## Problem details:
Your answer is a number only: how many lines in the data below contain "this"?

^^^^

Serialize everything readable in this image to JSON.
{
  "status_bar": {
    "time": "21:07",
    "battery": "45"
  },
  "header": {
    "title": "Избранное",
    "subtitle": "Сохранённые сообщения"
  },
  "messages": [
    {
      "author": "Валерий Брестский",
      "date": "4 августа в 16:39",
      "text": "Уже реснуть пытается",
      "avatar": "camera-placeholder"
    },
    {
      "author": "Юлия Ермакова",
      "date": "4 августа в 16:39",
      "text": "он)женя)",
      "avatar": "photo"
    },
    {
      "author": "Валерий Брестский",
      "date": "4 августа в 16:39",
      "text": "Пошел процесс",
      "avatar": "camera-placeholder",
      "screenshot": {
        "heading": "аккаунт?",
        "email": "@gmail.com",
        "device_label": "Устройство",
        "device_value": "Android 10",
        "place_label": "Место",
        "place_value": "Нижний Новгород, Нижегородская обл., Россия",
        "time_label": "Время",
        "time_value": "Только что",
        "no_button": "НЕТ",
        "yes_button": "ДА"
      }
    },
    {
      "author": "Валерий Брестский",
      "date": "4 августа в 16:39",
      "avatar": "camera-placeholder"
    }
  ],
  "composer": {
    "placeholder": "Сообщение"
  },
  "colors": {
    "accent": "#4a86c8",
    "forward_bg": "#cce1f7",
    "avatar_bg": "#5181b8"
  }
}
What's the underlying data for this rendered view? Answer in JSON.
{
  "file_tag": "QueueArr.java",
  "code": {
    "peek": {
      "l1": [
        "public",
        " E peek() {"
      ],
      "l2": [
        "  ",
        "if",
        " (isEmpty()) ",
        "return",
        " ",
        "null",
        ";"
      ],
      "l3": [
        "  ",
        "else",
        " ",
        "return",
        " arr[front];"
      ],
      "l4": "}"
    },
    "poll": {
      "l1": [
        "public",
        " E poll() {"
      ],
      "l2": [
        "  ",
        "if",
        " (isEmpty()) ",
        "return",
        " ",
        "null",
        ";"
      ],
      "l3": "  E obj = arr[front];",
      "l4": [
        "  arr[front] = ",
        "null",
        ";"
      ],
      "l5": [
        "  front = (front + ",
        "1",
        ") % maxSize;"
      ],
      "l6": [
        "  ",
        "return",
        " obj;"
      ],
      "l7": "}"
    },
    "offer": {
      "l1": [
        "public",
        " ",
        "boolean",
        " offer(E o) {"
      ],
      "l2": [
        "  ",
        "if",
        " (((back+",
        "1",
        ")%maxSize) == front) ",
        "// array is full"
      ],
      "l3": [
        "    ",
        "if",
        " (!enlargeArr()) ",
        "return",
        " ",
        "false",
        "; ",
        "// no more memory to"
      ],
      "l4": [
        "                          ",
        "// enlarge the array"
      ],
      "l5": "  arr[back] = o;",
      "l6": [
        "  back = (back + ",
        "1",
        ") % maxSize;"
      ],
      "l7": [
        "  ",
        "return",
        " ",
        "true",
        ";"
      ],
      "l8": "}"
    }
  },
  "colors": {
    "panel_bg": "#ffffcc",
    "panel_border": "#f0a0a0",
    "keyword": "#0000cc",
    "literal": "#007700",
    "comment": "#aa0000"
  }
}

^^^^

## Answer to the problem:
2